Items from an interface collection
···

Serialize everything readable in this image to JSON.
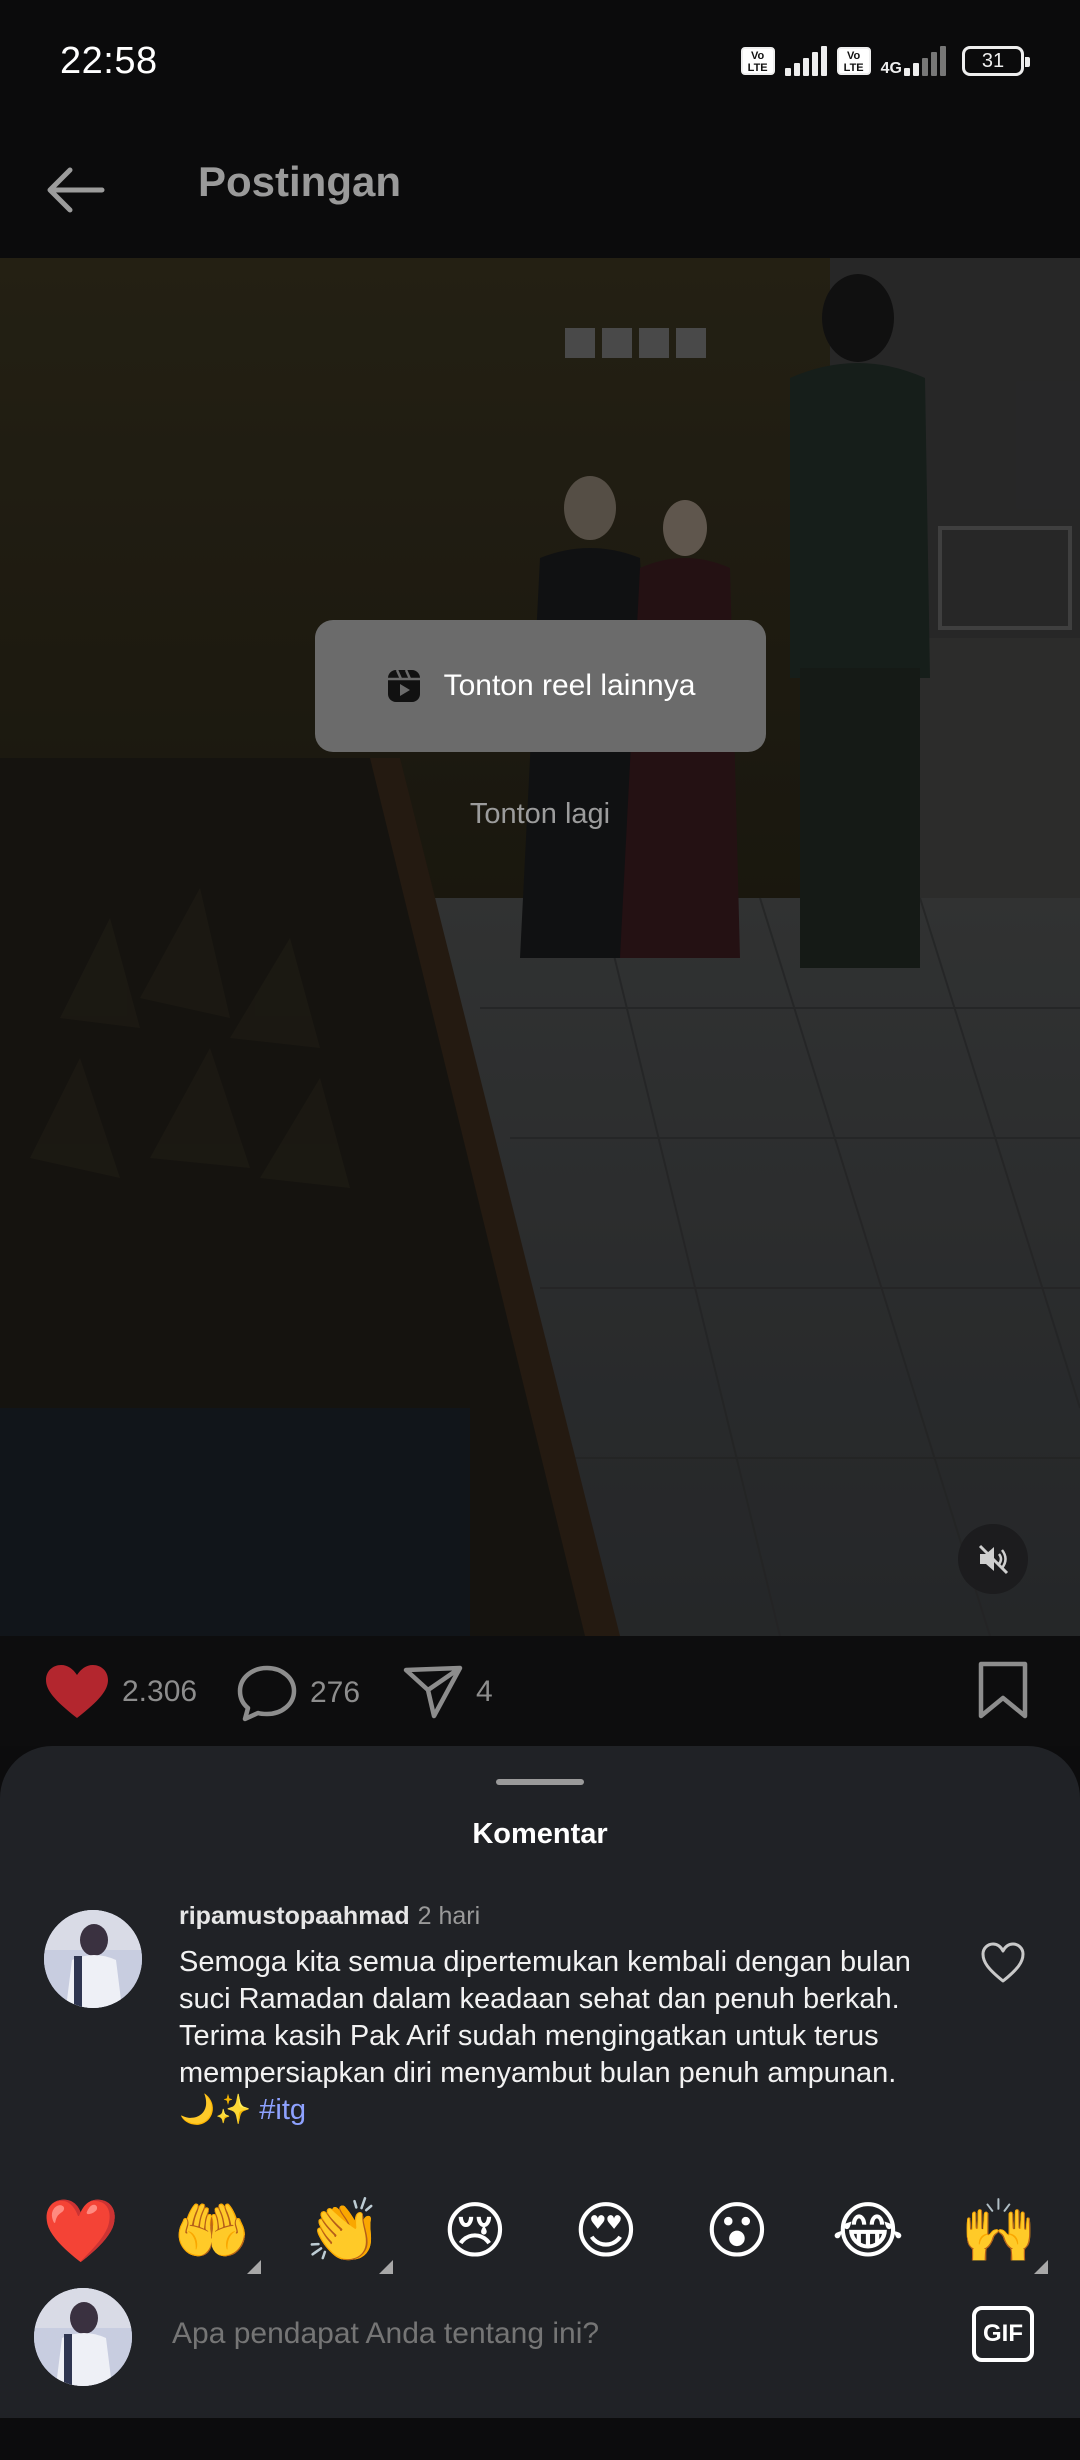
{
  "status_bar": {
    "time": "22:58",
    "volte_label": "Vo LTE",
    "network": "4G",
    "battery": "31"
  },
  "header": {
    "title": "Postingan",
    "back_icon": "arrow-left-icon"
  },
  "media": {
    "watch_more_reels": "Tonton reel lainnya",
    "reels_icon": "reels-icon",
    "watch_again": "Tonton lagi",
    "mute_icon": "speaker-muted-icon"
  },
  "actions": {
    "likes": "2.306",
    "comments": "276",
    "shares": "4",
    "liked": true,
    "heart_color": "#b3262e"
  },
  "comments_sheet": {
    "title": "Komentar",
    "comment": {
      "username": "ripamustopaahmad",
      "time": "2 hari",
      "text": "Semoga kita semua dipertemukan kembali dengan bulan suci Ramadan dalam keadaan sehat dan penuh berkah. Terima kasih Pak Arif sudah mengingatkan untuk terus mempersiapkan diri menyambut bulan penuh ampunan. 🌙✨",
      "hashtag": "#itg"
    },
    "reactions": [
      "❤️",
      "🤲",
      "👏",
      "😢",
      "😍",
      "😮",
      "😂",
      "🙌"
    ]
  },
  "input": {
    "placeholder": "Apa pendapat Anda tentang ini?",
    "gif_label": "GIF"
  }
}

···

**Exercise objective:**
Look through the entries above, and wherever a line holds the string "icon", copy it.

**Solution below:**
    "back_icon": "arrow-left-icon"
    "reels_icon": "reels-icon",
    "mute_icon": "speaker-muted-icon"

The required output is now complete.